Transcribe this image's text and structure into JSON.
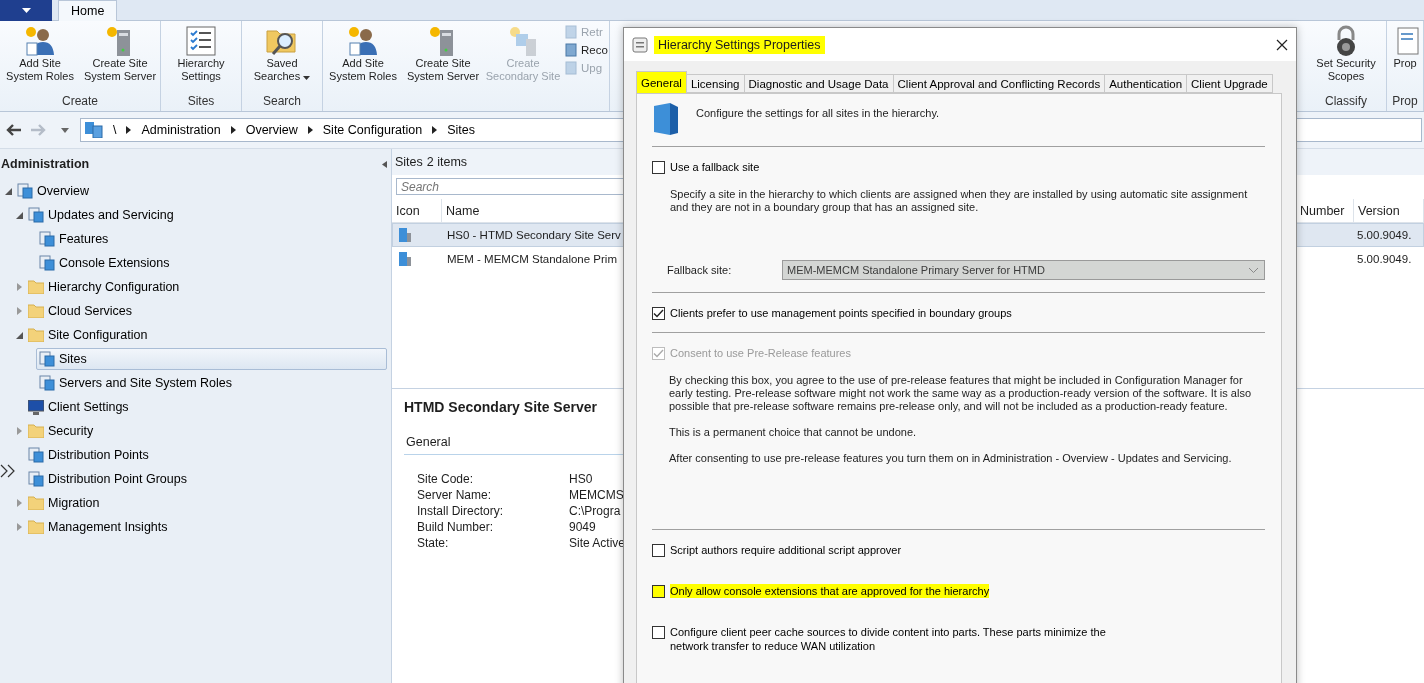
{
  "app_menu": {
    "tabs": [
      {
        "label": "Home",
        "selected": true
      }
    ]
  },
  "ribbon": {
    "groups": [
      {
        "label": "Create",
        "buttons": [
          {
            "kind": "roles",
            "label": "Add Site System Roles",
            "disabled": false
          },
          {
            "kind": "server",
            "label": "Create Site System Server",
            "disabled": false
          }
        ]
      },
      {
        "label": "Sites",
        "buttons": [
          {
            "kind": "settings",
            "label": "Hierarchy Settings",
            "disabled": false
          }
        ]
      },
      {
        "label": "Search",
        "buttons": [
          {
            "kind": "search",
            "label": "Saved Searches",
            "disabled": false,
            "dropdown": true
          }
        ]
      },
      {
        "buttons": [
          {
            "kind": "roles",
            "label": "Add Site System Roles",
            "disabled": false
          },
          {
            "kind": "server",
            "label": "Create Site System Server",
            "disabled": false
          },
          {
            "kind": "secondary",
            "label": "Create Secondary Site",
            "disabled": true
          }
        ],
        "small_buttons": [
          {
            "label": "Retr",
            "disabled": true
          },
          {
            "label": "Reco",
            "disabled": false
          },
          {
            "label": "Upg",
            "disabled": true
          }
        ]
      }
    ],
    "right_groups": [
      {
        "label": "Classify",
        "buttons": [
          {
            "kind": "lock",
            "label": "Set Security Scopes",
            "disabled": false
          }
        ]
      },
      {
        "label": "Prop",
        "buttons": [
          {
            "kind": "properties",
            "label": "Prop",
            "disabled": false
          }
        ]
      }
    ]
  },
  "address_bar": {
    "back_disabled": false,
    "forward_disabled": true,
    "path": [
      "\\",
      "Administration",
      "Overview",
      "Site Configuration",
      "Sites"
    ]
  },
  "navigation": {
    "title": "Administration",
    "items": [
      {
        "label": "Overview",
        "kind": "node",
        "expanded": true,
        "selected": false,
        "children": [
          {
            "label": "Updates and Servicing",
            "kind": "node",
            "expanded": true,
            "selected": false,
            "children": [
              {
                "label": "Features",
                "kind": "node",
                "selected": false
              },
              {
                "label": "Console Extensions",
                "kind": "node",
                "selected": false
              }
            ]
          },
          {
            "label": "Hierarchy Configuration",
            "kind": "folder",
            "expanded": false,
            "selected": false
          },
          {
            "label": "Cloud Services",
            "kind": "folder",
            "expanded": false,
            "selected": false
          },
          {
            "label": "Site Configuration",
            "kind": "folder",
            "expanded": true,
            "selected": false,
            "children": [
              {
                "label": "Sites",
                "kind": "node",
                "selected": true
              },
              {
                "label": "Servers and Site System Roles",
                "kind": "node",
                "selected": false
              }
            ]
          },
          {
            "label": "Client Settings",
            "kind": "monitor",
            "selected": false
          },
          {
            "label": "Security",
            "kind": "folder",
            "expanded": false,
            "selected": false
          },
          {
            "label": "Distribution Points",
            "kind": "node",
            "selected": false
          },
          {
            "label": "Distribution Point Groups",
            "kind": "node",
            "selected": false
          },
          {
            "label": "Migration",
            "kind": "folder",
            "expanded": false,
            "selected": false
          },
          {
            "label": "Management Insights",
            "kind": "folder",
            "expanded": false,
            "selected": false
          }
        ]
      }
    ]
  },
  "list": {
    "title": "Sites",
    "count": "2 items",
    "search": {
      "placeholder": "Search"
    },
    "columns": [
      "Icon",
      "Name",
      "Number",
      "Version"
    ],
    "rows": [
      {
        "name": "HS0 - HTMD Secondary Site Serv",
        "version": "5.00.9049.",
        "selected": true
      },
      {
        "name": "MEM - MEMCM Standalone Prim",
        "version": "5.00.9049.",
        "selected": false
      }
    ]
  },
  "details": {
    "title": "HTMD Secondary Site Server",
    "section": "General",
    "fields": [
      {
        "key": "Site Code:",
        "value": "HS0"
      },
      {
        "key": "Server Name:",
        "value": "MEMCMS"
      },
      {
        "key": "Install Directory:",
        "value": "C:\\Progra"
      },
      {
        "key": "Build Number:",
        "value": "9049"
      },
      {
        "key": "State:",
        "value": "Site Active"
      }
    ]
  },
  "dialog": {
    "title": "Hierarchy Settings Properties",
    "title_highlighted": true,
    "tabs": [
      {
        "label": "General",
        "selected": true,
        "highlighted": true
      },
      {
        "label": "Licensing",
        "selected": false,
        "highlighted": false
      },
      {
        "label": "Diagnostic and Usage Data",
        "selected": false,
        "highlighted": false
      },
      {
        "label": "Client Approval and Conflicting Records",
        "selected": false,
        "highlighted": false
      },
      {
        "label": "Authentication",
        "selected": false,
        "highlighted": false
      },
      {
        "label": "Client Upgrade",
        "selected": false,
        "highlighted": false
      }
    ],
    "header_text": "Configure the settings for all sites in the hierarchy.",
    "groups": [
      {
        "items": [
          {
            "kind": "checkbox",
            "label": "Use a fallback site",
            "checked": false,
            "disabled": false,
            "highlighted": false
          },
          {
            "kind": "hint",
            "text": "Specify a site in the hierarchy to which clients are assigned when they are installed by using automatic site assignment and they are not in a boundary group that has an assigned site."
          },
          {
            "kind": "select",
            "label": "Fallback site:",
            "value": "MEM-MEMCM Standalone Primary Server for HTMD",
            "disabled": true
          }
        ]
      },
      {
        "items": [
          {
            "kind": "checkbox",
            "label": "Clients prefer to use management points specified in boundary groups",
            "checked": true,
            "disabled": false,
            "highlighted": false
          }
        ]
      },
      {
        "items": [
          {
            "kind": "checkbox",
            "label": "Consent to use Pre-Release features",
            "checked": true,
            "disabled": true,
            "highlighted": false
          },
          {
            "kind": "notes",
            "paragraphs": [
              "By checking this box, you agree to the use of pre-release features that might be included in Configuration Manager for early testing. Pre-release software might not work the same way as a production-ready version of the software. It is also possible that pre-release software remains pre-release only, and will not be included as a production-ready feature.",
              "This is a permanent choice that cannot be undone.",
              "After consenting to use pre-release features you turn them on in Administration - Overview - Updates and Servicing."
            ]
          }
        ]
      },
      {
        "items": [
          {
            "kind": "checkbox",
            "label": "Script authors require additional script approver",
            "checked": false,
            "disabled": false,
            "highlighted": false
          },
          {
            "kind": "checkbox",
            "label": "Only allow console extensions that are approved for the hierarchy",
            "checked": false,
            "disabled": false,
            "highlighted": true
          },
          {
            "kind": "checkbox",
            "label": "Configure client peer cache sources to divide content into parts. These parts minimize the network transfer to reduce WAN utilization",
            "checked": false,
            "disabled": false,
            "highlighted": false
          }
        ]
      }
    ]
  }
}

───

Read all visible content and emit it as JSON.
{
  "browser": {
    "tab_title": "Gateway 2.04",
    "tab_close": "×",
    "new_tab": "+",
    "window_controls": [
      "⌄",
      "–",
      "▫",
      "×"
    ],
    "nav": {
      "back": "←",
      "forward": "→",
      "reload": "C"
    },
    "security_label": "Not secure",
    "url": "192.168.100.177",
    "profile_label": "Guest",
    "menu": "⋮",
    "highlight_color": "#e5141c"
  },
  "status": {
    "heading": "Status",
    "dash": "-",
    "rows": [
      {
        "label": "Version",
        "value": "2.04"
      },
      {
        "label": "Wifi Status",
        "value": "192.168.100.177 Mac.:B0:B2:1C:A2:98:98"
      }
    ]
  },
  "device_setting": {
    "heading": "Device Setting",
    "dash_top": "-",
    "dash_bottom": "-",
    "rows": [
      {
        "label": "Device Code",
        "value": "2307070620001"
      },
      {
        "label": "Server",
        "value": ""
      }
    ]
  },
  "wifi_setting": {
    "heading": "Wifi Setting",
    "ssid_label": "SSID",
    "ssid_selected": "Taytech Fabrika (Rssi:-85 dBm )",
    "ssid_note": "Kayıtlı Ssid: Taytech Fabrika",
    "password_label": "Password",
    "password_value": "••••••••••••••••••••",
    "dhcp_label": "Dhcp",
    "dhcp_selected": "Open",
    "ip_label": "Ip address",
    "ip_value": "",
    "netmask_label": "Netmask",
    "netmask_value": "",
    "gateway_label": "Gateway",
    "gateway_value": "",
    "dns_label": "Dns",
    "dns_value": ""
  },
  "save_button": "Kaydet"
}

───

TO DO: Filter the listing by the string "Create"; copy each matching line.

ANSWER TO THE PROBLEM:
        "label": "Create",
            "label": "Create Site System Server",
            "label": "Create Site System Server",
            "label": "Create Secondary Site",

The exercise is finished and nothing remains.